While busy speaking about commendable record labels, I may as well move on to London-based indie label Domino, which has a noteworthy album on their agenda: Clinic’s Bubblegum.

Clinic is not a new band. This band from Liverpool has been releasing albums biannually since 2000, making Bubblegum their sixth—count them, sixth—studio record. The album’s first single, “I’m Aware,” with its mumbled vocals and dreamy, twangy sounds, comes accompanied by a trippy video featuring caftan-clothed puppets with antlers submerged in a color-drenched environment fit for child-aimed, daytime entertainment. And that’s putting it simply.

Well, what else is there? Dustin Wong, guitar-playing member of the radical, sound-crashing Baltimore band Ponytail, has a solo album, Infinite Love, coming out on Thrill Jockey. Expect electric guitar loops, forceful and emotive, and do not expect any vocals to muddle the panorama. Never have cohesive vocals been associated with Dustin’s work in the past, and the future promises no surer sign of lyrics.

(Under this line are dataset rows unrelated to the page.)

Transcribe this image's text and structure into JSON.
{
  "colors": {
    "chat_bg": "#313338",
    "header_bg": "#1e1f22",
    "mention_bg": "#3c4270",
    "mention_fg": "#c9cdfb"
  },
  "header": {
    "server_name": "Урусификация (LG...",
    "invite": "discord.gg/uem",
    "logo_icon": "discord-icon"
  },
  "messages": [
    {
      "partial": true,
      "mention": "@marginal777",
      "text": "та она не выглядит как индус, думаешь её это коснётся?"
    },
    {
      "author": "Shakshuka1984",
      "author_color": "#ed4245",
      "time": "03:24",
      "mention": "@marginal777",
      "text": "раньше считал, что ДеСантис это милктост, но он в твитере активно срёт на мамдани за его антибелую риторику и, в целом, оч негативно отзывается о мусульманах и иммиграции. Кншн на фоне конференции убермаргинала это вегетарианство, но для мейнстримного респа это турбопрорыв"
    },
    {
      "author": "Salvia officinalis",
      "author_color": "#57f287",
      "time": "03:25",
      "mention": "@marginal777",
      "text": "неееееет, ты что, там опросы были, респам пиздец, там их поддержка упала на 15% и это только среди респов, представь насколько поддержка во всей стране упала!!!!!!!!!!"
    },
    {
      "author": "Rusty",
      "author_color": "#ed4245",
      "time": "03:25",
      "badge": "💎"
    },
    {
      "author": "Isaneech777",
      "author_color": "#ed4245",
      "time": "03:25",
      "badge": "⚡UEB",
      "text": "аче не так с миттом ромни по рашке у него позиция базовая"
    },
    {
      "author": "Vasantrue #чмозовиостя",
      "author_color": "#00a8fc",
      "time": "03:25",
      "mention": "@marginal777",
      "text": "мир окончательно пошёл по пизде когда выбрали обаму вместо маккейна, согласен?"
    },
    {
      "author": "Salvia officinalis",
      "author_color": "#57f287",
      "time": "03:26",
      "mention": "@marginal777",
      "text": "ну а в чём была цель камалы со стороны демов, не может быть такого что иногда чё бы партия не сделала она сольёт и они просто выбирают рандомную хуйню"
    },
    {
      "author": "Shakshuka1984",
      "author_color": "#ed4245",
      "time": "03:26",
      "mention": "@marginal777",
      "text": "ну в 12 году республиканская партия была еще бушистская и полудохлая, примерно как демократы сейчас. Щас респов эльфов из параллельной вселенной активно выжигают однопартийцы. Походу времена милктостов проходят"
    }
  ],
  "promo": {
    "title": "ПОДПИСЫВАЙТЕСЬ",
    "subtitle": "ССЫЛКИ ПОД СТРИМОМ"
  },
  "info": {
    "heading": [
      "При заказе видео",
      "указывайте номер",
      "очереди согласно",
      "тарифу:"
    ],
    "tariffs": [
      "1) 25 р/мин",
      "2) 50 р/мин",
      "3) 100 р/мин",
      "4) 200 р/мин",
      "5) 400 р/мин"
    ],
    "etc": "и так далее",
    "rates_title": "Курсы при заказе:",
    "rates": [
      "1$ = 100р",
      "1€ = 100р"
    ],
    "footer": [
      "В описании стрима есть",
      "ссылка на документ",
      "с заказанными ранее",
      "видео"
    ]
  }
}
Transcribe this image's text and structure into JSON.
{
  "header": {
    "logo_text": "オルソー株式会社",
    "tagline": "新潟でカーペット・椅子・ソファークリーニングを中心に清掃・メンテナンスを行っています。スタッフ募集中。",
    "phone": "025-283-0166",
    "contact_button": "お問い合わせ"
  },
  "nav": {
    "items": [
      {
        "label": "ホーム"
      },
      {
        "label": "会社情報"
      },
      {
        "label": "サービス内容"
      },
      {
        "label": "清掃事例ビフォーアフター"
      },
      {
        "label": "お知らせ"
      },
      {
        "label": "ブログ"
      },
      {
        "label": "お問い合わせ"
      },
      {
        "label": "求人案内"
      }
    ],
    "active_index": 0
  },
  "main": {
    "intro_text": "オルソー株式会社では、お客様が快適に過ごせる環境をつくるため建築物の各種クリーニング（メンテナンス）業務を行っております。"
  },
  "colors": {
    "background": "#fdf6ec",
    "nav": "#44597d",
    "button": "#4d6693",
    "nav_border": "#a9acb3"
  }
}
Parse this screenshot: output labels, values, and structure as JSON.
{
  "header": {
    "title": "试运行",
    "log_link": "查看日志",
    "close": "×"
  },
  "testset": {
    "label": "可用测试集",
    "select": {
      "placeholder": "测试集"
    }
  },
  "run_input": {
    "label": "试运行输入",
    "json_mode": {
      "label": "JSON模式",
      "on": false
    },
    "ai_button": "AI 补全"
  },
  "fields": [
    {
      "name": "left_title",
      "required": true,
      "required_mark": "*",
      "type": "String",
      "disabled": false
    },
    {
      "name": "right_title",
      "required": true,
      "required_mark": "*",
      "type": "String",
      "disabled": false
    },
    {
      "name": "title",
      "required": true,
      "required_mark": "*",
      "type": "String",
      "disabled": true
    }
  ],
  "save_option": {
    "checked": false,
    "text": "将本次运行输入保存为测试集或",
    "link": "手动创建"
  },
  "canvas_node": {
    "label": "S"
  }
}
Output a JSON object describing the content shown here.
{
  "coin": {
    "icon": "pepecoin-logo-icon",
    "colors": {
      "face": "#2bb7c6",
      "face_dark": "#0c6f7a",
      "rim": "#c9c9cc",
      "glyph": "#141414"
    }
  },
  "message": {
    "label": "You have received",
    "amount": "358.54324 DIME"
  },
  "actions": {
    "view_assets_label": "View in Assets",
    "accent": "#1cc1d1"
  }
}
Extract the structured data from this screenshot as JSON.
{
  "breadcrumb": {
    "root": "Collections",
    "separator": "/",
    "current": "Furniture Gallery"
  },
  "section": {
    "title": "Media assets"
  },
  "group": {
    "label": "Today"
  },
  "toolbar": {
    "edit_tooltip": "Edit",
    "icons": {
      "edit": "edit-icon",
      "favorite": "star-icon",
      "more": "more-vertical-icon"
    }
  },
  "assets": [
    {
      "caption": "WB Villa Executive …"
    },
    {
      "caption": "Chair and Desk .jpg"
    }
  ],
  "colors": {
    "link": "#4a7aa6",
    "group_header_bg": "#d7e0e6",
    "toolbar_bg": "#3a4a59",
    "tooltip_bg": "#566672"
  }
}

Now I’m meandering. How better to end this dragging post than to list off a few more albums coming out from peculiarly named bands. I have run out of productive ideas, so, alas, a short list: Wild Go by Dark Dark Dark, Meet Me at the Muster Station by PS I Love You, Litanies by Royal Baths, Soft Landing by Soft Landing.

I have been assured these are not false listings and these are real bands and real album names. So enjoy yourself, sorting through the abstract incoherence of words I have thrown at you and listen to something brand spanking new.

-Jessi Finn, Album Reviews Editor